The problem >> Each line of the records is to be returned verbatim, with the images omitted.

Items from a data source
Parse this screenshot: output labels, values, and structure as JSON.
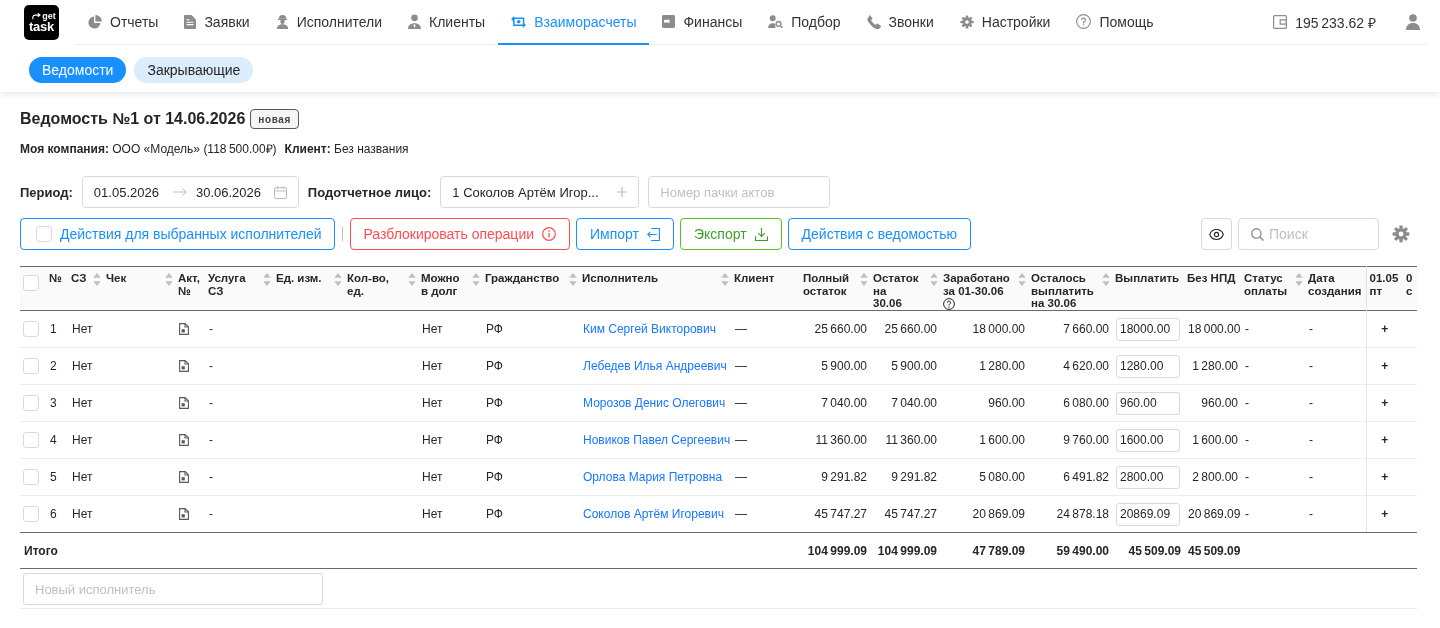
{
  "logo": {
    "top": "get",
    "bottom": "task"
  },
  "nav": [
    {
      "label": "Отчеты",
      "selected": false
    },
    {
      "label": "Заявки",
      "selected": false
    },
    {
      "label": "Исполнители",
      "selected": false
    },
    {
      "label": "Клиенты",
      "selected": false
    },
    {
      "label": "Взаиморасчеты",
      "selected": true
    },
    {
      "label": "Финансы",
      "selected": false
    },
    {
      "label": "Подбор",
      "selected": false
    },
    {
      "label": "Звонки",
      "selected": false
    },
    {
      "label": "Настройки",
      "selected": false
    },
    {
      "label": "Помощь",
      "selected": false
    }
  ],
  "balance": "195 233.62 ₽",
  "sub_tabs": [
    {
      "label": "Ведомости",
      "selected": true
    },
    {
      "label": "Закрывающие",
      "selected": false
    }
  ],
  "sheet": {
    "title": "Ведомость №1 от 14.06.2026",
    "status": "новая",
    "company": "**Моя компания:** ООО «Модель» (118 500.00₽)",
    "client": "**Клиент:** Без названия"
  },
  "filters": {
    "period_label": "Период:",
    "date_from": "01.05.2026",
    "date_to": "30.06.2026",
    "person_label": "Подотчетное лицо:",
    "person_value": "1 Соколов Артём Игор...",
    "act_number_placeholder": "Номер пачки актов"
  },
  "actions": {
    "bulk": {
      "label": "Действия для выбранных исполнителей",
      "checked": false
    },
    "buttons": [
      {
        "label": "Разблокировать операции",
        "kind": "danger"
      },
      {
        "label": "Импорт",
        "kind": "import"
      },
      {
        "label": "Экспорт",
        "kind": "export"
      },
      {
        "label": "Действия с ведомостью",
        "kind": "default"
      }
    ],
    "search_placeholder": "Поиск"
  },
  "table": {
    "select_all": {
      "checked": false
    },
    "columns": [
      {
        "label": "№",
        "sortable": false,
        "help": false
      },
      {
        "label": "СЗ",
        "sortable": true,
        "help": false
      },
      {
        "label": "Чек",
        "sortable": true,
        "help": false
      },
      {
        "label": "Акт,\n№",
        "sortable": false,
        "help": false
      },
      {
        "label": "Услуга\nСЗ",
        "sortable": true,
        "help": false
      },
      {
        "label": "Ед. изм.",
        "sortable": true,
        "help": false
      },
      {
        "label": "Кол-во,\nед.",
        "sortable": true,
        "help": false
      },
      {
        "label": "Можно\nв долг",
        "sortable": true,
        "help": false
      },
      {
        "label": "Гражданство",
        "sortable": true,
        "help": false
      },
      {
        "label": "Исполнитель",
        "sortable": true,
        "help": false
      },
      {
        "label": "Клиент",
        "sortable": false,
        "help": false
      },
      {
        "label": "Полный\nостаток",
        "sortable": true,
        "help": false
      },
      {
        "label": "Остаток\nна\n30.06",
        "sortable": true,
        "help": false
      },
      {
        "label": "Заработано\nза 01-30.06",
        "sortable": true,
        "help": true
      },
      {
        "label": "Осталось\nвыплатить\nна 30.06",
        "sortable": true,
        "help": false
      },
      {
        "label": "Выплатить",
        "sortable": false,
        "help": false
      },
      {
        "label": "Без НПД",
        "sortable": false,
        "help": false
      },
      {
        "label": "Статус\nоплаты",
        "sortable": true,
        "help": false
      },
      {
        "label": "Дата\nсоздания",
        "sortable": false,
        "help": false
      },
      {
        "label": "01.05\nпт",
        "sortable": false,
        "help": false
      },
      {
        "label": "0\nс",
        "sortable": false,
        "help": false
      }
    ],
    "rows": [
      {
        "checked": false,
        "number": "1",
        "self_employed": "Нет",
        "service": "-",
        "can_debt": "Нет",
        "citizenship": "РФ",
        "executor": "Ким Сергей Викторович",
        "client": "—",
        "full_balance": "25 660.00",
        "balance_on_date": "25 660.00",
        "earned": "18 000.00",
        "remaining": "7 660.00",
        "pay": "18000.00",
        "without_npd": "18 000.00",
        "payment_status": "-",
        "created": "-",
        "day_1": "+"
      },
      {
        "checked": false,
        "number": "2",
        "self_employed": "Нет",
        "service": "-",
        "can_debt": "Нет",
        "citizenship": "РФ",
        "executor": "Лебедев Илья Андреевич",
        "client": "—",
        "full_balance": "5 900.00",
        "balance_on_date": "5 900.00",
        "earned": "1 280.00",
        "remaining": "4 620.00",
        "pay": "1280.00",
        "without_npd": "1 280.00",
        "payment_status": "-",
        "created": "-",
        "day_1": "+"
      },
      {
        "checked": false,
        "number": "3",
        "self_employed": "Нет",
        "service": "-",
        "can_debt": "Нет",
        "citizenship": "РФ",
        "executor": "Морозов Денис Олегович",
        "client": "—",
        "full_balance": "7 040.00",
        "balance_on_date": "7 040.00",
        "earned": "960.00",
        "remaining": "6 080.00",
        "pay": "960.00",
        "without_npd": "960.00",
        "payment_status": "-",
        "created": "-",
        "day_1": "+"
      },
      {
        "checked": false,
        "number": "4",
        "self_employed": "Нет",
        "service": "-",
        "can_debt": "Нет",
        "citizenship": "РФ",
        "executor": "Новиков Павел Сергеевич",
        "client": "—",
        "full_balance": "11 360.00",
        "balance_on_date": "11 360.00",
        "earned": "1 600.00",
        "remaining": "9 760.00",
        "pay": "1600.00",
        "without_npd": "1 600.00",
        "payment_status": "-",
        "created": "-",
        "day_1": "+"
      },
      {
        "checked": false,
        "number": "5",
        "self_employed": "Нет",
        "service": "-",
        "can_debt": "Нет",
        "citizenship": "РФ",
        "executor": "Орлова Мария Петровна",
        "client": "—",
        "full_balance": "9 291.82",
        "balance_on_date": "9 291.82",
        "earned": "5 080.00",
        "remaining": "6 491.82",
        "pay": "2800.00",
        "without_npd": "2 800.00",
        "payment_status": "-",
        "created": "-",
        "day_1": "+"
      },
      {
        "checked": false,
        "number": "6",
        "self_employed": "Нет",
        "service": "-",
        "can_debt": "Нет",
        "citizenship": "РФ",
        "executor": "Соколов Артём Игоревич",
        "client": "—",
        "full_balance": "45 747.27",
        "balance_on_date": "45 747.27",
        "earned": "20 869.09",
        "remaining": "24 878.18",
        "pay": "20869.09",
        "without_npd": "20 869.09",
        "payment_status": "-",
        "created": "-",
        "day_1": "+"
      }
    ],
    "totals": {
      "label": "Итого",
      "full_balance": "104 999.09",
      "balance_on_date": "104 999.09",
      "earned": "47 789.09",
      "remaining": "59 490.00",
      "pay": "45 509.09",
      "without_npd": "45 509.09"
    },
    "new_row_placeholder": "Новый исполнитель"
  }
}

Answer below >>
Parse this screenshot: output labels, values, and structure as JSON.
{
  "logo": {
    "top": "get",
    "bottom": "task"
  },
  "nav": [
    {
      "label": "Отчеты",
      "selected": false
    },
    {
      "label": "Заявки",
      "selected": false
    },
    {
      "label": "Исполнители",
      "selected": false
    },
    {
      "label": "Клиенты",
      "selected": false
    },
    {
      "label": "Взаиморасчеты",
      "selected": true
    },
    {
      "label": "Финансы",
      "selected": false
    },
    {
      "label": "Подбор",
      "selected": false
    },
    {
      "label": "Звонки",
      "selected": false
    },
    {
      "label": "Настройки",
      "selected": false
    },
    {
      "label": "Помощь",
      "selected": false
    }
  ],
  "balance": "195 233.62 ₽",
  "sub_tabs": [
    {
      "label": "Ведомости",
      "selected": true
    },
    {
      "label": "Закрывающие",
      "selected": false
    }
  ],
  "sheet": {
    "title": "Ведомость №1 от 14.06.2026",
    "status": "новая",
    "company": "**Моя компания:** ООО «Модель» (118 500.00₽)",
    "client": "**Клиент:** Без названия"
  },
  "filters": {
    "period_label": "Период:",
    "date_from": "01.05.2026",
    "date_to": "30.06.2026",
    "person_label": "Подотчетное лицо:",
    "person_value": "1 Соколов Артём Игор...",
    "act_number_placeholder": "Номер пачки актов"
  },
  "actions": {
    "bulk": {
      "label": "Действия для выбранных исполнителей",
      "checked": false
    },
    "buttons": [
      {
        "label": "Разблокировать операции",
        "kind": "danger"
      },
      {
        "label": "Импорт",
        "kind": "import"
      },
      {
        "label": "Экспорт",
        "kind": "export"
      },
      {
        "label": "Действия с ведомостью",
        "kind": "default"
      }
    ],
    "search_placeholder": "Поиск"
  },
  "table": {
    "select_all": {
      "checked": false
    },
    "columns": [
      {
        "label": "№",
        "sortable": false,
        "help": false
      },
      {
        "label": "СЗ",
        "sortable": true,
        "help": false
      },
      {
        "label": "Чек",
        "sortable": true,
        "help": false
      },
      {
        "label": "Акт,\n№",
        "sortable": false,
        "help": false
      },
      {
        "label": "Услуга\nСЗ",
        "sortable": true,
        "help": false
      },
      {
        "label": "Ед. изм.",
        "sortable": true,
        "help": false
      },
      {
        "label": "Кол-во,\nед.",
        "sortable": true,
        "help": false
      },
      {
        "label": "Можно\nв долг",
        "sortable": true,
        "help": false
      },
      {
        "label": "Гражданство",
        "sortable": true,
        "help": false
      },
      {
        "label": "Исполнитель",
        "sortable": true,
        "help": false
      },
      {
        "label": "Клиент",
        "sortable": false,
        "help": false
      },
      {
        "label": "Полный\nостаток",
        "sortable": true,
        "help": false
      },
      {
        "label": "Остаток\nна\n30.06",
        "sortable": true,
        "help": false
      },
      {
        "label": "Заработано\nза 01-30.06",
        "sortable": true,
        "help": true
      },
      {
        "label": "Осталось\nвыплатить\nна 30.06",
        "sortable": true,
        "help": false
      },
      {
        "label": "Выплатить",
        "sortable": false,
        "help": false
      },
      {
        "label": "Без НПД",
        "sortable": false,
        "help": false
      },
      {
        "label": "Статус\nоплаты",
        "sortable": true,
        "help": false
      },
      {
        "label": "Дата\nсоздания",
        "sortable": false,
        "help": false
      },
      {
        "label": "01.05\nпт",
        "sortable": false,
        "help": false
      },
      {
        "label": "0\nс",
        "sortable": false,
        "help": false
      }
    ],
    "rows": [
      {
        "checked": false,
        "number": "1",
        "self_employed": "Нет",
        "service": "-",
        "can_debt": "Нет",
        "citizenship": "РФ",
        "executor": "Ким Сергей Викторович",
        "client": "—",
        "full_balance": "25 660.00",
        "balance_on_date": "25 660.00",
        "earned": "18 000.00",
        "remaining": "7 660.00",
        "pay": "18000.00",
        "without_npd": "18 000.00",
        "payment_status": "-",
        "created": "-",
        "day_1": "+"
      },
      {
        "checked": false,
        "number": "2",
        "self_employed": "Нет",
        "service": "-",
        "can_debt": "Нет",
        "citizenship": "РФ",
        "executor": "Лебедев Илья Андреевич",
        "client": "—",
        "full_balance": "5 900.00",
        "balance_on_date": "5 900.00",
        "earned": "1 280.00",
        "remaining": "4 620.00",
        "pay": "1280.00",
        "without_npd": "1 280.00",
        "payment_status": "-",
        "created": "-",
        "day_1": "+"
      },
      {
        "checked": false,
        "number": "3",
        "self_employed": "Нет",
        "service": "-",
        "can_debt": "Нет",
        "citizenship": "РФ",
        "executor": "Морозов Денис Олегович",
        "client": "—",
        "full_balance": "7 040.00",
        "balance_on_date": "7 040.00",
        "earned": "960.00",
        "remaining": "6 080.00",
        "pay": "960.00",
        "without_npd": "960.00",
        "payment_status": "-",
        "created": "-",
        "day_1": "+"
      },
      {
        "checked": false,
        "number": "4",
        "self_employed": "Нет",
        "service": "-",
        "can_debt": "Нет",
        "citizenship": "РФ",
        "executor": "Новиков Павел Сергеевич",
        "client": "—",
        "full_balance": "11 360.00",
        "balance_on_date": "11 360.00",
        "earned": "1 600.00",
        "remaining": "9 760.00",
        "pay": "1600.00",
        "without_npd": "1 600.00",
        "payment_status": "-",
        "created": "-",
        "day_1": "+"
      },
      {
        "checked": false,
        "number": "5",
        "self_employed": "Нет",
        "service": "-",
        "can_debt": "Нет",
        "citizenship": "РФ",
        "executor": "Орлова Мария Петровна",
        "client": "—",
        "full_balance": "9 291.82",
        "balance_on_date": "9 291.82",
        "earned": "5 080.00",
        "remaining": "6 491.82",
        "pay": "2800.00",
        "without_npd": "2 800.00",
        "payment_status": "-",
        "created": "-",
        "day_1": "+"
      },
      {
        "checked": false,
        "number": "6",
        "self_employed": "Нет",
        "service": "-",
        "can_debt": "Нет",
        "citizenship": "РФ",
        "executor": "Соколов Артём Игоревич",
        "client": "—",
        "full_balance": "45 747.27",
        "balance_on_date": "45 747.27",
        "earned": "20 869.09",
        "remaining": "24 878.18",
        "pay": "20869.09",
        "without_npd": "20 869.09",
        "payment_status": "-",
        "created": "-",
        "day_1": "+"
      }
    ],
    "totals": {
      "label": "Итого",
      "full_balance": "104 999.09",
      "balance_on_date": "104 999.09",
      "earned": "47 789.09",
      "remaining": "59 490.00",
      "pay": "45 509.09",
      "without_npd": "45 509.09"
    },
    "new_row_placeholder": "Новый исполнитель"
  }
}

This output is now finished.